◆ Assignment: What lines in the records below contain the string "this"? Copy every one.

[Dataset rows describing interfaces]
= = = =
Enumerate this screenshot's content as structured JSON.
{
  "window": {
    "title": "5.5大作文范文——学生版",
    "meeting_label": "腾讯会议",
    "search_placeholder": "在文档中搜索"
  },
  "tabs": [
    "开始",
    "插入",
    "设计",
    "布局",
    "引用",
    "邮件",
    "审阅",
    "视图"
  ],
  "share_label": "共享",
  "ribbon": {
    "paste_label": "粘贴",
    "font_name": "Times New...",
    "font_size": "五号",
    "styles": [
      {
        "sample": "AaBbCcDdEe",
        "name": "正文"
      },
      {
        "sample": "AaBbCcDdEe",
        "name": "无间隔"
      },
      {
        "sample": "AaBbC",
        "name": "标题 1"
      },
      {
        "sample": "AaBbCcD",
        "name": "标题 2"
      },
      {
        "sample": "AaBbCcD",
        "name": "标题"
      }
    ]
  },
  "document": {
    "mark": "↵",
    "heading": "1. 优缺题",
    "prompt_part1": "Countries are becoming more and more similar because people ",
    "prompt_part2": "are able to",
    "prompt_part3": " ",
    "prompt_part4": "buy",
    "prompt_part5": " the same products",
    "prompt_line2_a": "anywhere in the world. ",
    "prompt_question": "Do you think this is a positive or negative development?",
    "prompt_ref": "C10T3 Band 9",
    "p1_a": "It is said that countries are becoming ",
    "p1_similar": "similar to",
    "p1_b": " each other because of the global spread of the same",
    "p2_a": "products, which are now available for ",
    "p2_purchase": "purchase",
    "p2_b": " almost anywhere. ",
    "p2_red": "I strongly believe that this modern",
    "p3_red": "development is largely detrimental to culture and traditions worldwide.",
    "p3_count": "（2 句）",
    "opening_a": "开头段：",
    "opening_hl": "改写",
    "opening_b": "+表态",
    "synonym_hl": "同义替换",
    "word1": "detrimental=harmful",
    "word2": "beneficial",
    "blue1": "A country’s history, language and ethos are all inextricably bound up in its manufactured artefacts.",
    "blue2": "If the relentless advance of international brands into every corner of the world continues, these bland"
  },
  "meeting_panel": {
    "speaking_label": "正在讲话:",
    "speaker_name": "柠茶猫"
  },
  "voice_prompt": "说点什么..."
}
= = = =
◆ Answer below:
Enumerate this screenshot's content as structured JSON.
    "prompt_question": "Do you think this is a positive or negative development?",
    "p2_red": "I strongly believe that this modern",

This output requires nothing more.